Chi è Carla Prina?
Carla Prina at Shin Gallery
What effect does New York City have on European abstractionists? For Mondrian––who arrived in the United States in 1940––the city animated his iconically distant grids, which were humanized by New York’s own gridded streets, alive with music and “boogie woogie.” (As hard as it is to believe, Mondrian was a spirited dancer and often would share the floor with Lee Krasner!) For Carla Prina, an Italian abstractionist of the generation after, the effect was something similar, but with an added dash of Studio 54. Prina came to New York in the 1980s, where her geometric abstractions took on a Ziggy Stardust energy.
Though she always wanted to exhibit in this city, it was not until Shin Gallery took on her representation that that dream could come true––posthumously, unfortunately, as the artist died in 2008. Carla Prina: A Rediscovery, on view until June 2, is the first exhibition of her work in the United States.
Of course, as is the case for many female artists, the introduction is long overdue. Prina’s work is recognizably canonical, and its amorphous shapes floating through an unplaced tonal field would not be out of place at MoMA. While the museum does not own any of her work, you might pick up on the influence of someone whose work it owns in spades (and which is on view there through June 15): that is, Joan Miró, with whom Prina shared a studio in the 1950s. Jean Arp, you might guess, was also a friend.
Belonging to a group of abstractionists in Como, Italy, Prina was among painters dedicated to creating a uniquely Italian modern art, a cohort which included Manilo Rho, Mario Radice, and Carla Badiali. Her work, however, is not simply a reiteration of these perhaps more recognizable names, as she is a remarkable artist in her own right.
Shin Gallery has done the work justice by curating this elegant show, grouped simply by decade. That the space is awash in sun from the skylight above only helps highlight the works’ surprising approachability. Get closer and you can see that Prina never used tape to create hard edges, and the slight waiver of the artist’s hand is always present.
But what is most interesting is the way she juggles color, form, dimension, and tone, using all to defy the paintings’ initial flatness. The ground upon which these strange geometries float itself is mottled with shadow. Some shapes are shaded, their ombré separating them from each other, while other shapes alongside them are painted with a single, unmodulated tone. But even these flat forms overlap in ways which suggest we are not looking at a single plane of color and shape. In an untitled work from 1962, for example, two triangles seem to interlock as if they have been notched and fitted into each other. In the same work, a pink shaded triangle is abruptly interrupted by its grey field. Suddenly what appeared to be anonymous background has foregrounded itself, demanding part of the action.

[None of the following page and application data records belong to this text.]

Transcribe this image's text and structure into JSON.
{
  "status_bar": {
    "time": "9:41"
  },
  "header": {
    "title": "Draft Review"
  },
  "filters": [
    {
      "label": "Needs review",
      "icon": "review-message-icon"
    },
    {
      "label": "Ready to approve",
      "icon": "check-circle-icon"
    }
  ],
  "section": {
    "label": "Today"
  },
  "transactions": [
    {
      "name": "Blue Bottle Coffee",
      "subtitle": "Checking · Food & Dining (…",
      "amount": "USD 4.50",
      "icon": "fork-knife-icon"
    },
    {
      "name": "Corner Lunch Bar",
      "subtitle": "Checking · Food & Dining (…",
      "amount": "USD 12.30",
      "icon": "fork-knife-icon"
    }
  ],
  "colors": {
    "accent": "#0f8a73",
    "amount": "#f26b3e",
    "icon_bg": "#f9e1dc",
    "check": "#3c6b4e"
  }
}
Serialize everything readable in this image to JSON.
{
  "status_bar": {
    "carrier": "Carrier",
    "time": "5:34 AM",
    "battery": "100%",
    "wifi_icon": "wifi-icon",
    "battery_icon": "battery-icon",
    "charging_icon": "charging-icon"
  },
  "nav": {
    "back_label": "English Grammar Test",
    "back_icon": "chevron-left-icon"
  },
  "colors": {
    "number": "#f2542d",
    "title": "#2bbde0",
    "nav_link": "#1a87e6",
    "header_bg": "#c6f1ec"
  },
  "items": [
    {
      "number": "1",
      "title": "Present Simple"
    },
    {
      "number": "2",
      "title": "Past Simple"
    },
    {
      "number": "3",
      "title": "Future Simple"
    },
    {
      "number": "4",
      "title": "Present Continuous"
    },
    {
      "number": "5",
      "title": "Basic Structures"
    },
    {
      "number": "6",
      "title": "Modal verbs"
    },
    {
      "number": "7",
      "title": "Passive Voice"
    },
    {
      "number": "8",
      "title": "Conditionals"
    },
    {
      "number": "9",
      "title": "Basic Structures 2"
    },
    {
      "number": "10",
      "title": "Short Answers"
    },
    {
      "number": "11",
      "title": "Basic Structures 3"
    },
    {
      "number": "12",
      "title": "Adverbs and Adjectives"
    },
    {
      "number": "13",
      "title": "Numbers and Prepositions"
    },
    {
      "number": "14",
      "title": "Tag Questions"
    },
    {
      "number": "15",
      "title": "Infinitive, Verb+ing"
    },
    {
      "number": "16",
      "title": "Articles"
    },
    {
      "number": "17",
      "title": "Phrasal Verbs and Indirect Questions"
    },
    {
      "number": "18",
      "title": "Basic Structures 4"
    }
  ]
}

Throughout, Prina engages with themes that belong to the modernist project, but in such a way as to unite them—in her work constructivism is married to surrealism, which is joined with traditions of collage and assemblage, but with a dash of something we haven’t seen before. It’s exciting and familiar at the same time. And in a moment when institutions are struggling to balance their rosters, this show is museum-ready. Curators, take note.
Until June 2